We found a female with her 2 1/2 year old son as they walked through a dry deciduous forest. The cub is almost old enough to be kicked out by mom to make his own way in the world, and it was lovely to watch the two together as they made their way to a cave under a beautiful rock wall where they rested out of the sun.

We spent a lot of time with a legendary female tiger in the park. Her name is Krishna and she currently has three little five month old cubs. She had clearly made a kill recently and has been feeding well as her belly was very full indeed. We were delighted to find her as she has not been seen for several days. She separated herself from her very boisterous, playful cubs so that she could relax and enjoy some peace and quiet (like mothers everywhere)! We saw the cubs but without their mother close by they were rather shy and timidly kept themselves quite hidden, while mom distanced herself and rested in the shade, cooling off in a large handy puddle in.

Because we could see that Krishna was reluctant to move now that she had found peace, quiet and coolness, we decided to search further. It was not long before we came across another female tiger. She was busily on the move as she inspected her territory and scent marked as she made her way along. Then she, too, spotted a rock pool under a rock face, with the roots of a large Banyan tree draped over the rock. It took only a moment before she submerged her hot self in the cool, refreshing water.

There she started to groom, and yawn widely while enjoying the sharp cold of the water.

We remained with the female for some time, and when she left the pool we followed her until she disappeared into some thick vegetation.

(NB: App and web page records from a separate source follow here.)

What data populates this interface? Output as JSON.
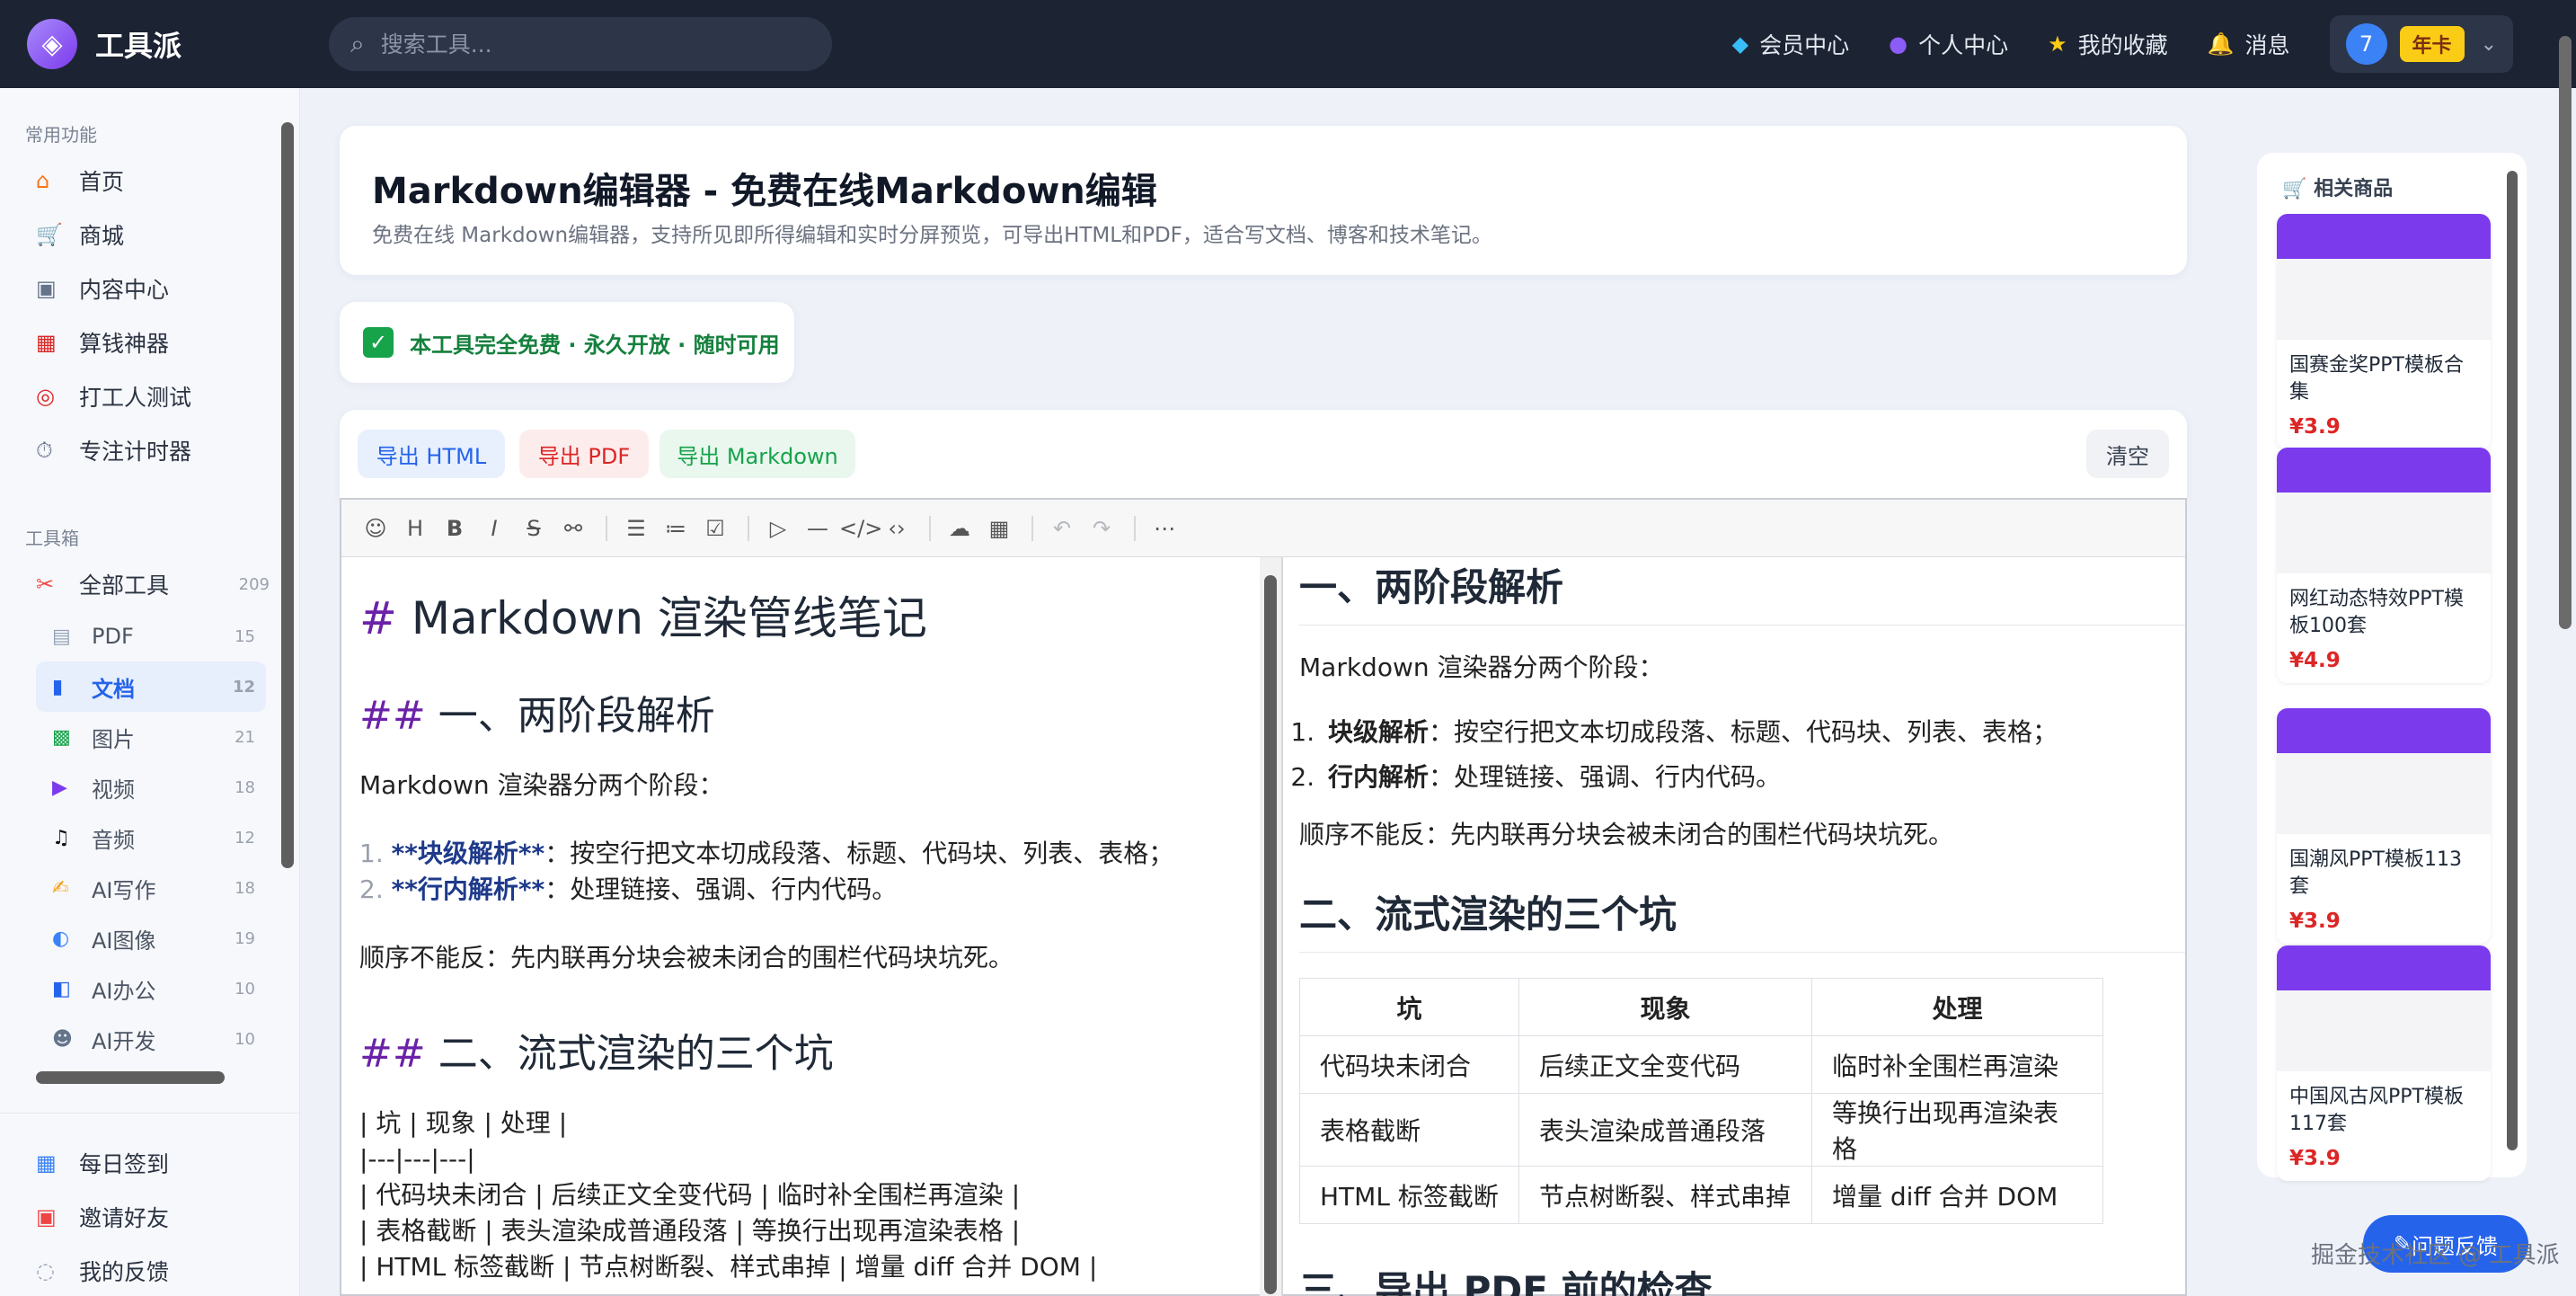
{
  "brand": {
    "name": "工具派",
    "logo_icon": "bag-icon"
  },
  "search": {
    "placeholder": "搜索工具..."
  },
  "nav": [
    {
      "label": "会员中心",
      "icon": "diamond-icon"
    },
    {
      "label": "个人中心",
      "icon": "user-icon"
    },
    {
      "label": "我的收藏",
      "icon": "star-icon"
    },
    {
      "label": "消息",
      "icon": "bell-icon"
    }
  ],
  "user": {
    "avatar": "7",
    "badge": "年卡"
  },
  "sidebar": {
    "common_title": "常用功能",
    "common": [
      {
        "label": "首页"
      },
      {
        "label": "商城"
      },
      {
        "label": "内容中心"
      },
      {
        "label": "算钱神器"
      },
      {
        "label": "打工人测试"
      },
      {
        "label": "专注计时器"
      }
    ],
    "tools_title": "工具箱",
    "all_tools": {
      "label": "全部工具",
      "count": "209"
    },
    "tools": [
      {
        "label": "PDF",
        "count": "15"
      },
      {
        "label": "文档",
        "count": "12"
      },
      {
        "label": "图片",
        "count": "21"
      },
      {
        "label": "视频",
        "count": "18"
      },
      {
        "label": "音频",
        "count": "12"
      },
      {
        "label": "AI写作",
        "count": "18"
      },
      {
        "label": "AI图像",
        "count": "19"
      },
      {
        "label": "AI办公",
        "count": "10"
      },
      {
        "label": "AI开发",
        "count": "10"
      }
    ],
    "bottom": [
      {
        "label": "每日签到"
      },
      {
        "label": "邀请好友"
      },
      {
        "label": "我的反馈"
      }
    ]
  },
  "page": {
    "title": "Markdown编辑器 - 免费在线Markdown编辑",
    "subtitle": "免费在线 Markdown编辑器，支持所见即所得编辑和实时分屏预览，可导出HTML和PDF，适合写文档、博客和技术笔记。",
    "free_notice": "本工具完全免费 · 永久开放 · 随时可用"
  },
  "actions": {
    "export_html": "导出 HTML",
    "export_pdf": "导出 PDF",
    "export_md": "导出 Markdown",
    "clear": "清空"
  },
  "source": {
    "h1_hash": "#",
    "h1": "Markdown 渲染管线笔记",
    "h2a_hash": "##",
    "h2a": "一、两阶段解析",
    "p1": "Markdown 渲染器分两个阶段：",
    "li1_num": "1.",
    "li1_bold": "**块级解析**",
    "li1_rest": "：按空行把文本切成段落、标题、代码块、列表、表格；",
    "li2_num": "2.",
    "li2_bold": "**行内解析**",
    "li2_rest": "：处理链接、强调、行内代码。",
    "p2": "顺序不能反：先内联再分块会被未闭合的围栏代码块坑死。",
    "h2b_hash": "##",
    "h2b": "二、流式渲染的三个坑",
    "t1": "| 坑 | 现象 | 处理 |",
    "t2": "|---|---|---|",
    "t3": "| 代码块未闭合 | 后续正文全变代码 | 临时补全围栏再渲染 |",
    "t4": "| 表格截断 | 表头渲染成普通段落 | 等换行出现再渲染表格 |",
    "t5": "| HTML 标签截断 | 节点树断裂、样式串掉 | 增量 diff 合并 DOM |"
  },
  "preview": {
    "h2a": "一、两阶段解析",
    "p1": "Markdown 渲染器分两个阶段：",
    "li1_bold": "块级解析",
    "li1_rest": "：按空行把文本切成段落、标题、代码块、列表、表格；",
    "li2_bold": "行内解析",
    "li2_rest": "：处理链接、强调、行内代码。",
    "p2": "顺序不能反：先内联再分块会被未闭合的围栏代码块坑死。",
    "h2b": "二、流式渲染的三个坑",
    "table": {
      "headers": [
        "坑",
        "现象",
        "处理"
      ],
      "rows": [
        [
          "代码块未闭合",
          "后续正文全变代码",
          "临时补全围栏再渲染"
        ],
        [
          "表格截断",
          "表头渲染成普通段落",
          "等换行出现再渲染表格"
        ],
        [
          "HTML 标签截断",
          "节点树断裂、样式串掉",
          "增量 diff 合并 DOM"
        ]
      ]
    },
    "h2c": "三、导出 PDF 前的检查"
  },
  "rail": {
    "title": "相关商品",
    "products": [
      {
        "name": "国赛金奖PPT模板合集",
        "price": "¥3.9"
      },
      {
        "name": "网红动态特效PPT模板100套",
        "price": "¥4.9"
      },
      {
        "name": "国潮风PPT模板113套",
        "price": "¥3.9"
      },
      {
        "name": "中国风古风PPT模板117套",
        "price": "¥3.9"
      }
    ]
  },
  "feedback": "问题反馈",
  "watermark": "掘金技术社区 @ 工具派"
}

We tried to predict where she would emerge again and waited patiently for her, but not for long as it was time for us to depart the park.

In the morning we want to be at the gates of the park by opening time so that we can find the tiger named Krishna with her three cubs …